One such singer is Deborah Sharn, who has an impressive theatrical resume but wanted to make cabaret the next step in her career. She attended the 2007 cabaret conference, but it wasn't until she returned for the 2008 conference that everything seemed to come together for her.
"One of the things that I kept hearing at the first conference was that cabaret is about telling a story," explains Sharn. "It's not about getting caught up in your voice, but communicating the essence of the lyrics. That finally clicked for me the second time I took the cabaret conference in 2008. And that led directly to me working with Tim Schall as my director and putting together my own cabaret show at the Kranzberg. So my show is a direct result of the cabaret conference."
Sharn debuted her show in April, brought it back again to a sold-out house on June 27, and has another performance scheduled for Oct. 17. That repeat success is encouraging to both Sharn and Schall, and reinforces the importance of cabaret conferences in helping local performers get started in creating individual shows - and in building a cabaret community.
"The conference has been a strong bonding force for everyone who has taken it and gone on to do a show of their own," says Scharn. "They understand how much work goes into creating a show...and they come to support you when you're onstage."

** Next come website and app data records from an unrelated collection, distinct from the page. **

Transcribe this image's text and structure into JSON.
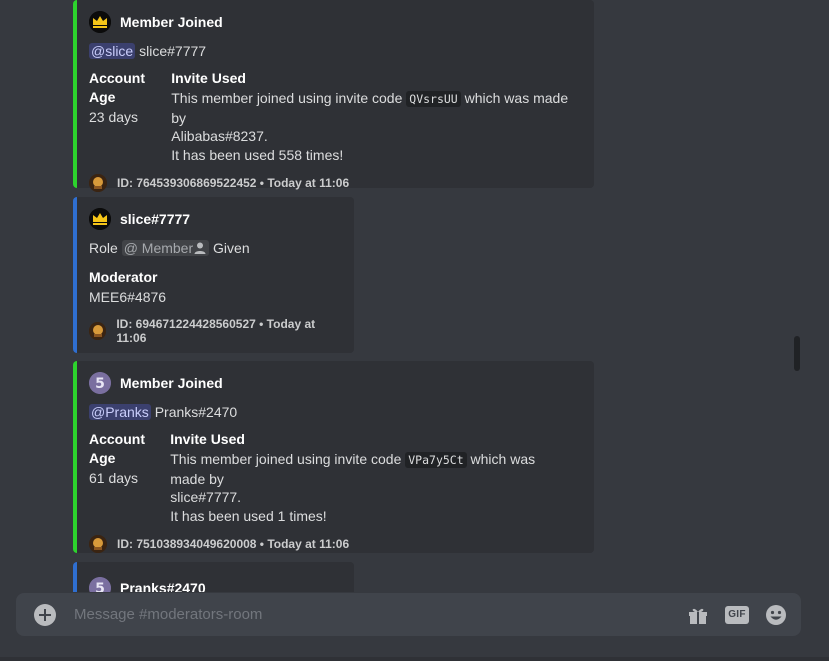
{
  "messages": [
    {
      "type": "member_joined",
      "author": "Member Joined",
      "mention": "@slice",
      "user": "slice#7777",
      "account_age_label": "Account Age",
      "account_age": "23 days",
      "invite_label": "Invite Used",
      "invite_pre": "This member joined using invite code ",
      "invite_code": "QVsrsUU",
      "invite_post": " which was made by",
      "invite_maker": "Alibabas#8237.",
      "invite_uses": "It has been used 558 times!",
      "footer": "ID: 764539306869522452 • Today at 11:06"
    },
    {
      "type": "role_given",
      "author": "slice#7777",
      "role_prefix": "Role ",
      "role_mention": "@ Member",
      "role_suffix": " Given",
      "moderator_label": "Moderator",
      "moderator": "MEE6#4876",
      "footer": "ID: 694671224428560527 • Today at 11:06"
    },
    {
      "type": "member_joined",
      "author": "Member Joined",
      "mention": "@Pranks",
      "user": "Pranks#2470",
      "account_age_label": "Account Age",
      "account_age": "61 days",
      "invite_label": "Invite Used",
      "invite_pre": "This member joined using invite code ",
      "invite_code": "VPa7y5Ct",
      "invite_post": " which was made by",
      "invite_maker": "slice#7777.",
      "invite_uses": "It has been used 1 times!",
      "footer": "ID: 751038934049620008 • Today at 11:06"
    },
    {
      "type": "partial",
      "author": "Pranks#2470"
    }
  ],
  "composer": {
    "placeholder": "Message #moderators-room",
    "gift_icon": "gift-icon",
    "gif_label": "GIF",
    "emoji_icon": "emoji-icon"
  },
  "scroll": {
    "position": 0.61,
    "visible_fraction": 0.06
  },
  "colors": {
    "background": "#36393f",
    "embed_background": "#2f3136",
    "joined_accent": "#2dd32d",
    "role_accent": "#2f6fd1",
    "composer": "#40444b"
  }
}
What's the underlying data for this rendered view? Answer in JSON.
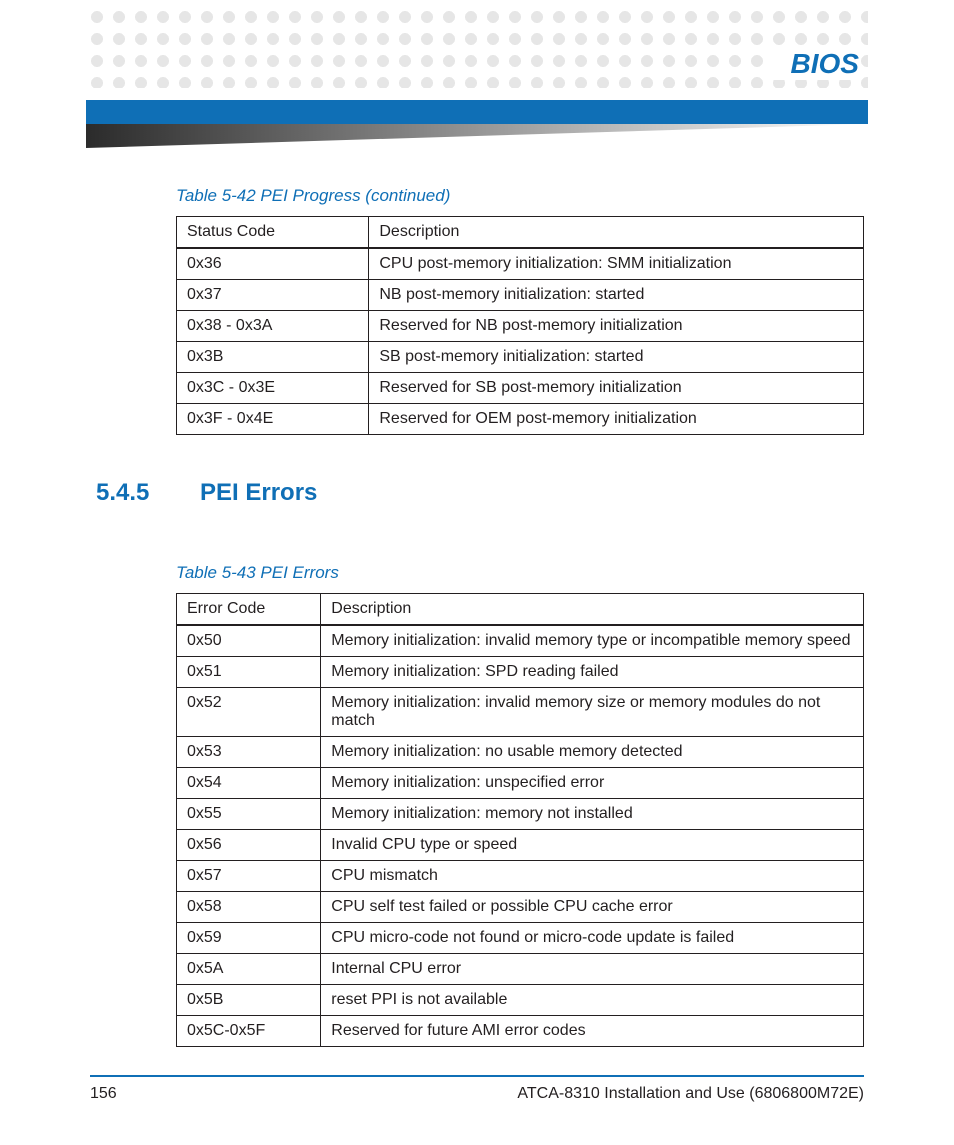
{
  "header": {
    "title": "BIOS"
  },
  "table1": {
    "caption": "Table 5-42 PEI Progress (continued)",
    "headers": [
      "Status Code",
      "Description"
    ],
    "rows": [
      [
        "0x36",
        "CPU post-memory initialization: SMM initialization"
      ],
      [
        "0x37",
        "NB post-memory initialization: started"
      ],
      [
        "0x38 - 0x3A",
        "Reserved for NB post-memory initialization"
      ],
      [
        "0x3B",
        "SB post-memory initialization: started"
      ],
      [
        "0x3C - 0x3E",
        "Reserved for SB post-memory initialization"
      ],
      [
        "0x3F - 0x4E",
        "Reserved for OEM post-memory initialization"
      ]
    ]
  },
  "section": {
    "number": "5.4.5",
    "title": "PEI Errors"
  },
  "table2": {
    "caption": "Table 5-43 PEI Errors",
    "headers": [
      "Error Code",
      "Description"
    ],
    "rows": [
      [
        "0x50",
        "Memory initialization: invalid memory type or incompatible memory speed"
      ],
      [
        "0x51",
        "Memory initialization: SPD reading failed"
      ],
      [
        "0x52",
        "Memory initialization: invalid memory size or memory modules do not match"
      ],
      [
        "0x53",
        "Memory initialization: no usable memory detected"
      ],
      [
        "0x54",
        "Memory initialization: unspecified error"
      ],
      [
        "0x55",
        "Memory initialization: memory not installed"
      ],
      [
        "0x56",
        "Invalid CPU type or speed"
      ],
      [
        "0x57",
        "CPU mismatch"
      ],
      [
        "0x58",
        "CPU self test failed or possible CPU cache error"
      ],
      [
        "0x59",
        "CPU micro-code not found or micro-code update is failed"
      ],
      [
        "0x5A",
        "Internal CPU error"
      ],
      [
        "0x5B",
        "reset PPI is not available"
      ],
      [
        "0x5C-0x5F",
        "Reserved for future AMI error codes"
      ]
    ]
  },
  "footer": {
    "page": "156",
    "doc": "ATCA-8310 Installation and Use (6806800M72E)"
  }
}
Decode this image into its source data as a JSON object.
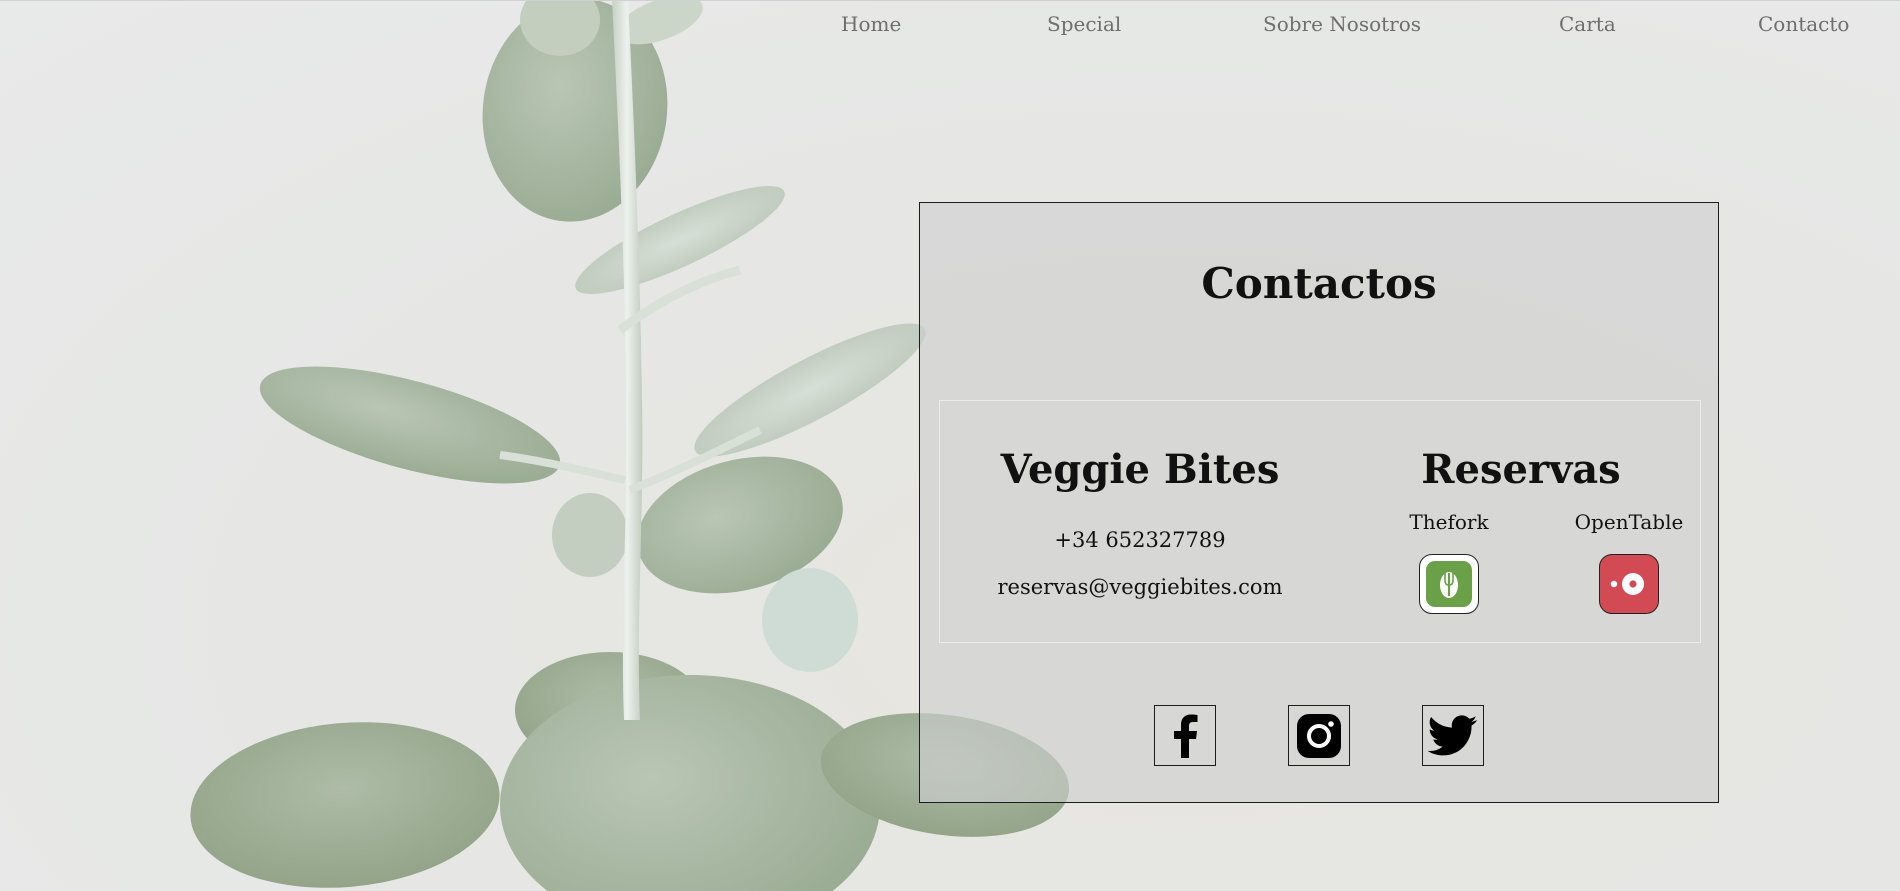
{
  "nav": {
    "items": [
      "Home",
      "Special",
      "Sobre Nosotros",
      "Carta",
      "Contacto"
    ]
  },
  "contact": {
    "title": "Contactos",
    "restaurant": {
      "name": "Veggie Bites",
      "phone": "+34 652327789",
      "email": "reservas@veggiebites.com"
    },
    "reservations": {
      "title": "Reservas",
      "services": [
        {
          "label": "Thefork",
          "icon": "thefork-icon",
          "color": "#6aa047"
        },
        {
          "label": "OpenTable",
          "icon": "opentable-icon",
          "color": "#d24b54"
        }
      ]
    },
    "social": [
      {
        "icon": "facebook-icon"
      },
      {
        "icon": "instagram-icon"
      },
      {
        "icon": "twitter-icon"
      }
    ]
  },
  "colors": {
    "background": "#e6e7e6",
    "panel_border": "#1d1d1d",
    "nav_text": "#6e6e6e",
    "leaf": "#a7b7a0"
  }
}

"I'd say without a doubt that 99 percent of the people who have decided to do their own cabaret shows here in town have participated in the cabaret workshops," adds Schall. "And a lot of them have attended for multiple years. As a result, we've got a core group of cabaret performers who have really helped cabaret enjoy a huge growth spurt -- especially with the opening of the Kranzberg to replace Savor. And I've been pleasantly surprised and feel very positive about the ability of these performers to attract the size of audiences that are coming to the Kransberg. I think that's happening because we're giving audiences shows with substance."
But one question remains. Can St. Louis cabaret reach out to more of a general audience and move beyond 80-seat sellouts? Or is cabaret an artistic medium that survives best in very intimate settings? Bottom line, can a performer make a living exclusively doing cabaret?
"I honestly don't think you go into cabaret because of the money," says Sharn. "I think it's a personal stretch; at least that's how I see it for myself. Not to say you can't make money, but you have to do everything very wisely. But I also continue doing theater as well."
Schall remains optimistic that a larger audience for cabaret exists in St. Louis.
"So far, we really haven't marketed ourselves to the general public," he says. "Cabaret can work in larger venues like it did at the 300-seat Grandel when that series was running. I have hope and confidence that that next step to build a larger audience for cabaret here in St. Louis will be successful."
Terry Perkins, a freelance writer in St. Louis, has long covered the St. Louis music scene.